Dataset rows describing interfaces:

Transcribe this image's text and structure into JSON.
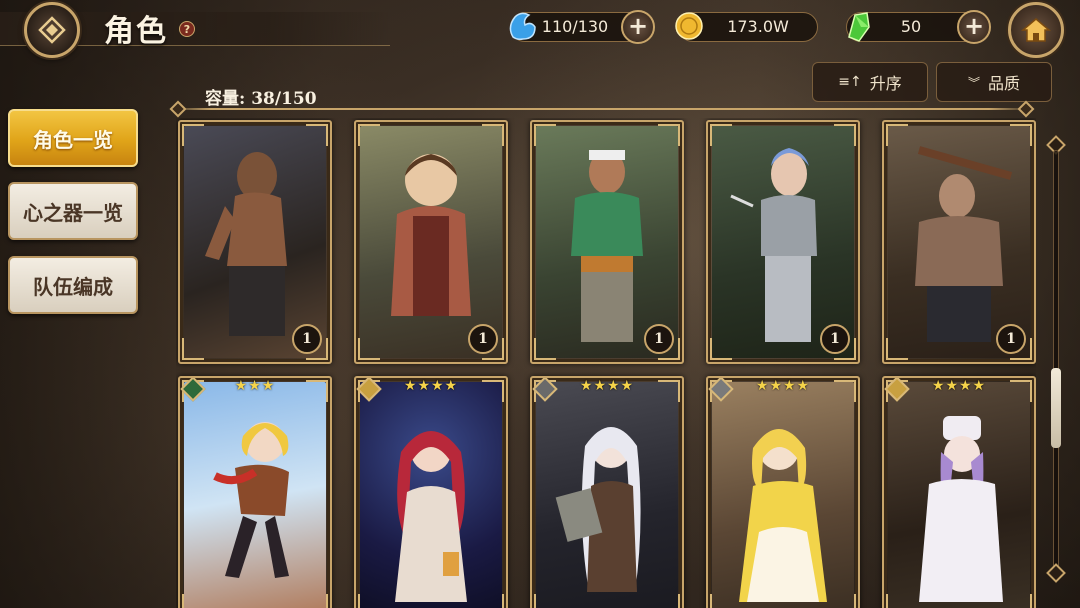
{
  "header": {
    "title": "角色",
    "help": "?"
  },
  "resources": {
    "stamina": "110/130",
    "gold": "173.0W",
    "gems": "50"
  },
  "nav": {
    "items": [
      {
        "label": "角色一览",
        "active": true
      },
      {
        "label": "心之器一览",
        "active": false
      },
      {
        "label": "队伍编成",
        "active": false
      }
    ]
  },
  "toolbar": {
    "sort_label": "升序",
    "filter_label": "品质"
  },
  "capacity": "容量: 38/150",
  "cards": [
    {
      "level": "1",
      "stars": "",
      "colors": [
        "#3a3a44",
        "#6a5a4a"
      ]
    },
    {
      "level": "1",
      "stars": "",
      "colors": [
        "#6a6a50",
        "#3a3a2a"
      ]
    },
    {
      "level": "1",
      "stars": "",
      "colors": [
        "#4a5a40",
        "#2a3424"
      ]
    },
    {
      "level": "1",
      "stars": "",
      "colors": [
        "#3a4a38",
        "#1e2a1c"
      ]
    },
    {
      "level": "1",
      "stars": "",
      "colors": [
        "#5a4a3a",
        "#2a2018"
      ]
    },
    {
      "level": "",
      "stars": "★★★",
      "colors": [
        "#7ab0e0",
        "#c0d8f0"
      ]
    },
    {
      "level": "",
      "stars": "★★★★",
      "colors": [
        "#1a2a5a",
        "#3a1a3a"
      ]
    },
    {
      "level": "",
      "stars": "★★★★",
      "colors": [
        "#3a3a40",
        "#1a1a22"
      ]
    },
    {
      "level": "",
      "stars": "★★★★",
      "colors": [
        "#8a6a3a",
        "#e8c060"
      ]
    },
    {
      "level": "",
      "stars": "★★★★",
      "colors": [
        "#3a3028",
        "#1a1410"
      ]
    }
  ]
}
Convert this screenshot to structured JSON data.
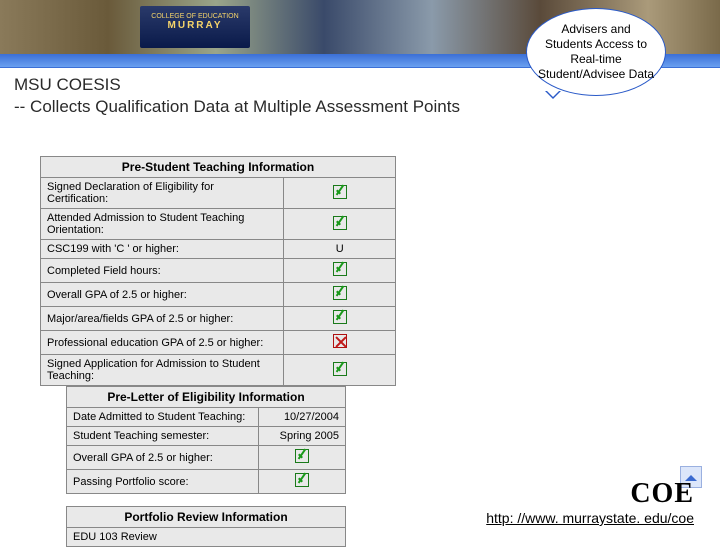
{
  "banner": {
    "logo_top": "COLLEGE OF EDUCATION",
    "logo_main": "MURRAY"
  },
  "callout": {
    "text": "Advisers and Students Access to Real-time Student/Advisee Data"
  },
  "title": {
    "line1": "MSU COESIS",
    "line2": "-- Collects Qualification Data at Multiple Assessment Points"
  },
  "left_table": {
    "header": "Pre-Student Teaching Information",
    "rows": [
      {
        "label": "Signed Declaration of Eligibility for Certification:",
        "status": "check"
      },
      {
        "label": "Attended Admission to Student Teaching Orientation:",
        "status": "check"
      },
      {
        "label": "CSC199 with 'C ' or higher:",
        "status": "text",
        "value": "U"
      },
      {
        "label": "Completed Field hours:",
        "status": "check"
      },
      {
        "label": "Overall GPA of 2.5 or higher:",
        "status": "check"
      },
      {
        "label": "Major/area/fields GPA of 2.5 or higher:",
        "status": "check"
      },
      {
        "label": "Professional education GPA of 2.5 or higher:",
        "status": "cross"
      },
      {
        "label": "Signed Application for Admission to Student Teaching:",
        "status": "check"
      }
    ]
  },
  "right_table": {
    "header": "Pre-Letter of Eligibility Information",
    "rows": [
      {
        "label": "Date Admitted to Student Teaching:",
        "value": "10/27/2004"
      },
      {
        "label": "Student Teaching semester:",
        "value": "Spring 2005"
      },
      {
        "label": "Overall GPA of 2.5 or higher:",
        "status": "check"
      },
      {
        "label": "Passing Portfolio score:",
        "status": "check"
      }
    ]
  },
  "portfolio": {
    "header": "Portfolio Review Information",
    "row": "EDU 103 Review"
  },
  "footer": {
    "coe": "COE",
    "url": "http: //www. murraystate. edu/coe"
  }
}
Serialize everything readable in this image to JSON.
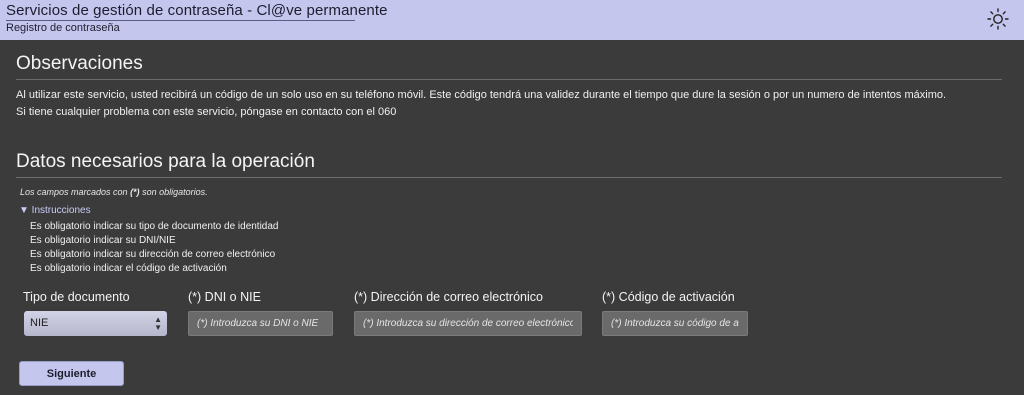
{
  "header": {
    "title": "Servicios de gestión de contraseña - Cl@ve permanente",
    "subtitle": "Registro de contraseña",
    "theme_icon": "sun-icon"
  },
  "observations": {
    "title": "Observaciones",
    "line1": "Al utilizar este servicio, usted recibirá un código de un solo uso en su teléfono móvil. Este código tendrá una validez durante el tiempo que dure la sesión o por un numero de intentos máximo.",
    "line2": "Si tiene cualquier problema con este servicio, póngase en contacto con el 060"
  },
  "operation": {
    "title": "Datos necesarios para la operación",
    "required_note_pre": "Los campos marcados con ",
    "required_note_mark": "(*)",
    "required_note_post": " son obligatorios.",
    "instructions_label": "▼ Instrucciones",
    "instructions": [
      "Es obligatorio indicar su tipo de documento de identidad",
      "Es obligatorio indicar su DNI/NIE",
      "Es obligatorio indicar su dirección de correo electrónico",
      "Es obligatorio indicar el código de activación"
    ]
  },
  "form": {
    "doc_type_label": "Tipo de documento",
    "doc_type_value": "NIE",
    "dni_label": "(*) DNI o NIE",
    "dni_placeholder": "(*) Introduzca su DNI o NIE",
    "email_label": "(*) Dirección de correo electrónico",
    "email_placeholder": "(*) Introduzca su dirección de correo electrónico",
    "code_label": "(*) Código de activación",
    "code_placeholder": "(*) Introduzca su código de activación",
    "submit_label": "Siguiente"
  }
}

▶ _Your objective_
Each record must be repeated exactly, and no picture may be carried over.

▶ _Written response_
Transcribe this image's text and structure into JSON.
{
  "header": {
    "title": "角色",
    "help": "?"
  },
  "resources": {
    "stamina": "110/130",
    "gold": "173.0W",
    "gems": "50"
  },
  "nav": {
    "items": [
      {
        "label": "角色一览",
        "active": true
      },
      {
        "label": "心之器一览",
        "active": false
      },
      {
        "label": "队伍编成",
        "active": false
      }
    ]
  },
  "toolbar": {
    "sort_label": "升序",
    "filter_label": "品质"
  },
  "capacity": "容量: 38/150",
  "cards": [
    {
      "level": "1",
      "stars": "",
      "colors": [
        "#3a3a44",
        "#6a5a4a"
      ]
    },
    {
      "level": "1",
      "stars": "",
      "colors": [
        "#6a6a50",
        "#3a3a2a"
      ]
    },
    {
      "level": "1",
      "stars": "",
      "colors": [
        "#4a5a40",
        "#2a3424"
      ]
    },
    {
      "level": "1",
      "stars": "",
      "colors": [
        "#3a4a38",
        "#1e2a1c"
      ]
    },
    {
      "level": "1",
      "stars": "",
      "colors": [
        "#5a4a3a",
        "#2a2018"
      ]
    },
    {
      "level": "",
      "stars": "★★★",
      "colors": [
        "#7ab0e0",
        "#c0d8f0"
      ]
    },
    {
      "level": "",
      "stars": "★★★★",
      "colors": [
        "#1a2a5a",
        "#3a1a3a"
      ]
    },
    {
      "level": "",
      "stars": "★★★★",
      "colors": [
        "#3a3a40",
        "#1a1a22"
      ]
    },
    {
      "level": "",
      "stars": "★★★★",
      "colors": [
        "#8a6a3a",
        "#e8c060"
      ]
    },
    {
      "level": "",
      "stars": "★★★★",
      "colors": [
        "#3a3028",
        "#1a1410"
      ]
    }
  ]
}
Convert this screenshot to structured JSON data.
{
  "banner": {
    "logo_top": "COLLEGE OF EDUCATION",
    "logo_main": "MURRAY"
  },
  "callout": {
    "text": "Advisers and Students Access to Real-time Student/Advisee Data"
  },
  "title": {
    "line1": "MSU COESIS",
    "line2": "-- Collects Qualification Data at Multiple Assessment Points"
  },
  "left_table": {
    "header": "Pre-Student Teaching Information",
    "rows": [
      {
        "label": "Signed Declaration of Eligibility for Certification:",
        "status": "check"
      },
      {
        "label": "Attended Admission to Student Teaching Orientation:",
        "status": "check"
      },
      {
        "label": "CSC199 with 'C ' or higher:",
        "status": "text",
        "value": "U"
      },
      {
        "label": "Completed Field hours:",
        "status": "check"
      },
      {
        "label": "Overall GPA of 2.5 or higher:",
        "status": "check"
      },
      {
        "label": "Major/area/fields GPA of 2.5 or higher:",
        "status": "check"
      },
      {
        "label": "Professional education GPA of 2.5 or higher:",
        "status": "cross"
      },
      {
        "label": "Signed Application for Admission to Student Teaching:",
        "status": "check"
      }
    ]
  },
  "right_table": {
    "header": "Pre-Letter of Eligibility Information",
    "rows": [
      {
        "label": "Date Admitted to Student Teaching:",
        "value": "10/27/2004"
      },
      {
        "label": "Student Teaching semester:",
        "value": "Spring 2005"
      },
      {
        "label": "Overall GPA of 2.5 or higher:",
        "status": "check"
      },
      {
        "label": "Passing Portfolio score:",
        "status": "check"
      }
    ]
  },
  "portfolio": {
    "header": "Portfolio Review Information",
    "row": "EDU 103 Review"
  },
  "footer": {
    "coe": "COE",
    "url": "http: //www. murraystate. edu/coe"
  }
}
Serialize everything readable in this image to JSON.
{
  "header": {
    "title": "Servicios de gestión de contraseña - Cl@ve permanente",
    "subtitle": "Registro de contraseña",
    "theme_icon": "sun-icon"
  },
  "observations": {
    "title": "Observaciones",
    "line1": "Al utilizar este servicio, usted recibirá un código de un solo uso en su teléfono móvil. Este código tendrá una validez durante el tiempo que dure la sesión o por un numero de intentos máximo.",
    "line2": "Si tiene cualquier problema con este servicio, póngase en contacto con el 060"
  },
  "operation": {
    "title": "Datos necesarios para la operación",
    "required_note_pre": "Los campos marcados con ",
    "required_note_mark": "(*)",
    "required_note_post": " son obligatorios.",
    "instructions_label": "▼ Instrucciones",
    "instructions": [
      "Es obligatorio indicar su tipo de documento de identidad",
      "Es obligatorio indicar su DNI/NIE",
      "Es obligatorio indicar su dirección de correo electrónico",
      "Es obligatorio indicar el código de activación"
    ]
  },
  "form": {
    "doc_type_label": "Tipo de documento",
    "doc_type_value": "NIE",
    "dni_label": "(*) DNI o NIE",
    "dni_placeholder": "(*) Introduzca su DNI o NIE",
    "email_label": "(*) Dirección de correo electrónico",
    "email_placeholder": "(*) Introduzca su dirección de correo electrónico",
    "code_label": "(*) Código de activación",
    "code_placeholder": "(*) Introduzca su código de activación",
    "submit_label": "Siguiente"
  }
}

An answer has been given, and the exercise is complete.